Please complete the County Department of Public Works Road Service Request Form to help resolve the issue. If it is after hours, please call the 24-hr line at (858) 565-5262 to report the problem.
For incorporated jurisdictions please contact your local public works department.
How to Determine if There are Public Drainage Facilities on Your Property
Check your Title Report or Contact Your Title Company
When you purchased your property a Title Report would have been included with your paperwork which would show any existing easements on the property at the time of purchase. If you no longer have your title, any title company can create a new one for you for a fee.
Check the County Assessor/Recorder/County Clerk Official Records Search
You can search for recorded easements on the property by Document Type, Document Number, Name, 10-Digit APN, or Record Date.
Check the County of San Diego Survey Records System, a web-based
records viewing and retrieval system:

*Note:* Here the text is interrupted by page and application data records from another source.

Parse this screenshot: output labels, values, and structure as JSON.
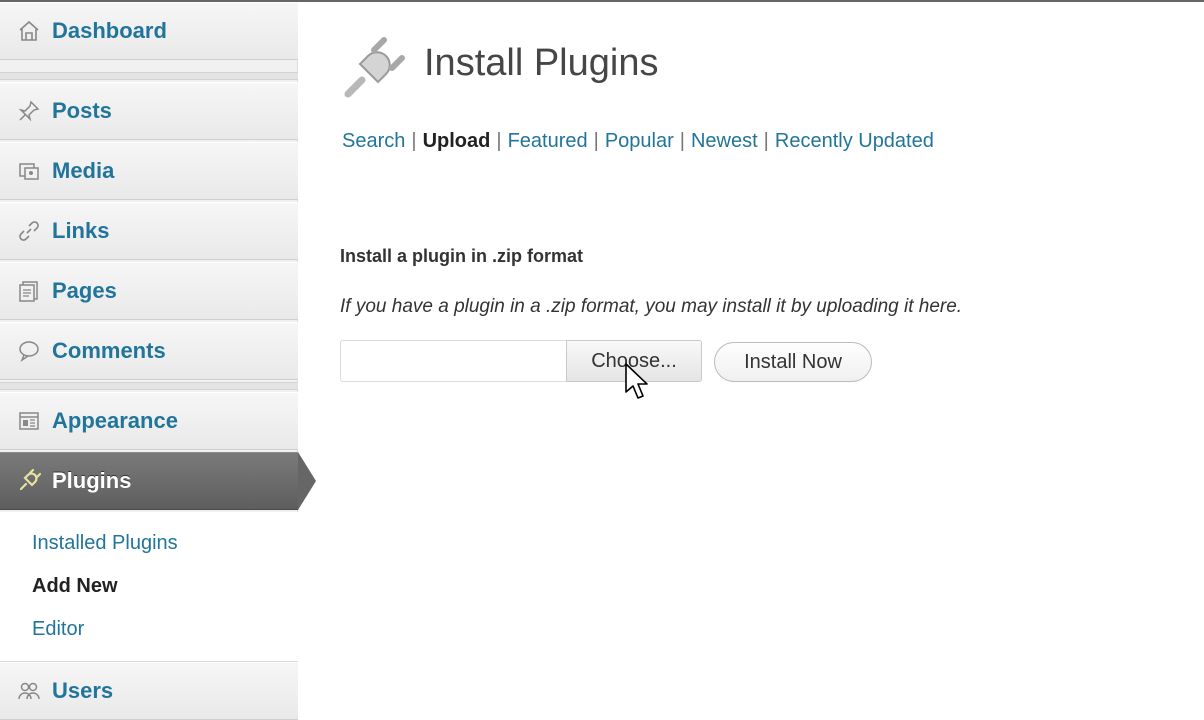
{
  "sidebar": {
    "items": [
      {
        "label": "Dashboard",
        "icon": "dashboard-icon"
      },
      {
        "label": "Posts",
        "icon": "pushpin-icon"
      },
      {
        "label": "Media",
        "icon": "media-icon"
      },
      {
        "label": "Links",
        "icon": "links-icon"
      },
      {
        "label": "Pages",
        "icon": "pages-icon"
      },
      {
        "label": "Comments",
        "icon": "comments-icon"
      },
      {
        "label": "Appearance",
        "icon": "appearance-icon"
      },
      {
        "label": "Plugins",
        "icon": "plugins-icon"
      },
      {
        "label": "Users",
        "icon": "users-icon"
      }
    ],
    "submenu": [
      {
        "label": "Installed Plugins"
      },
      {
        "label": "Add New"
      },
      {
        "label": "Editor"
      }
    ]
  },
  "main": {
    "title": "Install Plugins",
    "subnav": [
      "Search",
      "Upload",
      "Featured",
      "Popular",
      "Newest",
      "Recently Updated"
    ],
    "section_heading": "Install a plugin in .zip format",
    "section_desc": "If you have a plugin in a .zip format, you may install it by uploading it here.",
    "file_input": {
      "value": "",
      "button_label": "Choose..."
    },
    "install_button": "Install Now"
  },
  "colors": {
    "link": "#21759b",
    "active_menu": "#6d6d6d"
  }
}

The Survey Records System (SRS) is an on-line tool to research plans and record drawings which would show any existing easements on the property at the time the document was recorded. There is a fee to download documents.

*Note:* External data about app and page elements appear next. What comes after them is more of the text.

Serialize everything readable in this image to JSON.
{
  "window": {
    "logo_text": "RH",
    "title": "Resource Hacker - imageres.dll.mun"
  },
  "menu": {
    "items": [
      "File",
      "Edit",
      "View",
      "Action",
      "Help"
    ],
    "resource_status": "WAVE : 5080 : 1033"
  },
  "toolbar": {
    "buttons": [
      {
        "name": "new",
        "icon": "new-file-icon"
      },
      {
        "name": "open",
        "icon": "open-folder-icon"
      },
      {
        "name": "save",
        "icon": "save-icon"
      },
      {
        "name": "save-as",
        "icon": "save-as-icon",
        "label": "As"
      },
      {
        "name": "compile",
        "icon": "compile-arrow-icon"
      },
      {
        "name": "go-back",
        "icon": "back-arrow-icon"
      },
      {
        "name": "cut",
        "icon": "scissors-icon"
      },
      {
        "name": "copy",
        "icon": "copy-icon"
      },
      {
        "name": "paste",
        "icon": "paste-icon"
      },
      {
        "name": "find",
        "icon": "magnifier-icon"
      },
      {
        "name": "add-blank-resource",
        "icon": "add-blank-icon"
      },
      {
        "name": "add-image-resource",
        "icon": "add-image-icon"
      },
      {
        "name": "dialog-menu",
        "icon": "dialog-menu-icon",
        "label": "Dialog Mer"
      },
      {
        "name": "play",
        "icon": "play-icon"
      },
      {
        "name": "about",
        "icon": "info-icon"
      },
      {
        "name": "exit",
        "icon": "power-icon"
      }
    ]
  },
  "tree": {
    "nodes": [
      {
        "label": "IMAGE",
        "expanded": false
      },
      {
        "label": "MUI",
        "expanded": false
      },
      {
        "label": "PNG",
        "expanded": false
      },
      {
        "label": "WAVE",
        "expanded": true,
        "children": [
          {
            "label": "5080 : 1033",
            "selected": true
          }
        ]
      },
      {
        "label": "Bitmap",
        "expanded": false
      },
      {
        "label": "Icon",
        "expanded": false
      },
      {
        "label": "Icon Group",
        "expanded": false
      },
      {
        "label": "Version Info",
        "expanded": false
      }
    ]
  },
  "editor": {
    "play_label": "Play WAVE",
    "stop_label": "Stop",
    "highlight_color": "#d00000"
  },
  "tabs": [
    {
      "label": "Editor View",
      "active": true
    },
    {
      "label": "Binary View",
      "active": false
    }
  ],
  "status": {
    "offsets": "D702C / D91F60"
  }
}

Visit the County Operations Center: Cartographic Services - 5510
Overland Drive – 2nd Floor (Kearny Mesa)
Cartographic Services has the same documents that are available on-line at the SRS. There is a fee to make copies of documents.
Hire an Engineer or Surveyor to do the research for you
This kind of research and interpreting documents can be complex. If you need assistance there are many firms that can perform this work for you for a fee.
Flood Control Webcams
|The San Diego County Flood Control District maintains several webcams at selected low water crossings throughout the county. You can view streaming video from the cameras to see the current state of the low water crossings.|
The County currently maintains three webcams: the Quarry Road Dip on Spring Valley Creek in Spring Valley, the Sandia Creek Road Dip on the Santa Margarita River in Fallbrook, and the Country Club Road Dip on Escondido Creek in Harmony Grove.
Protecting Your Property
Sandbags help to divert or redirect water, mud and debris from your property and help prevent soil erosion.
For more information on flood debris and erosion control, view the Homeowner’s Guide for Flood, Debris, and Erosion Control.
Sandbags can help protect your property from major damage, but sandbags will not seal out water, which is why it is important to make sure your property is financially covered.
Standard homeowners insurance does not cover flooding. It is important to have protection from the floods associated with heavy rains here in San Diego County. The National Flood Insurance Program (NFIP) is available to property owners to financially protect themselves.
Understanding Your Flood Risk
|FEMA’s Flood Map Service Center is the official public source for flood hazard information. There, you can find official flood maps and other resources to get a better understanding of your flood risk.|
Residents in recent wildfire burn areas should be aware of the increased potential for mud slides, debris flow, and severe flooding. The San Diego County Adverse Weather Map displays the 100-year Floodplain, recent fire burn areas, and weather alerts.
How Much Would a Flood Cost?
It only takes a few inches of water to cause major damage to your home or business and its contents. Learn more about the cost of flooding.
Prepare your business for El Niño. Consider these preparedness tips.
Register with AlertSanDiego
Install the SD Emergency Mobile App
The must – have preparedness app. The SD Emergency App contains disaster preparedness information, interactive checklists to help you to create your emergency plan, build an emergency supplies kit, and when disaster strikes; the SD Emergency App will keep you and your family informed with emergency updates, interactive emergency maps, and shelter locations.
Stay Connected – Follow Us
You can follow the County Office of Emergency Services on Twitter and Facebook.
Storm and Road Event Updates
Visit the County Department of Public Works Storm and Road Events Updates webpage to find out about road closures in the unincorporated area.
You can also view immediate updates on road conditions and other safety advisories on social media, by following the County Department of Public Works on Twitter and Facebook: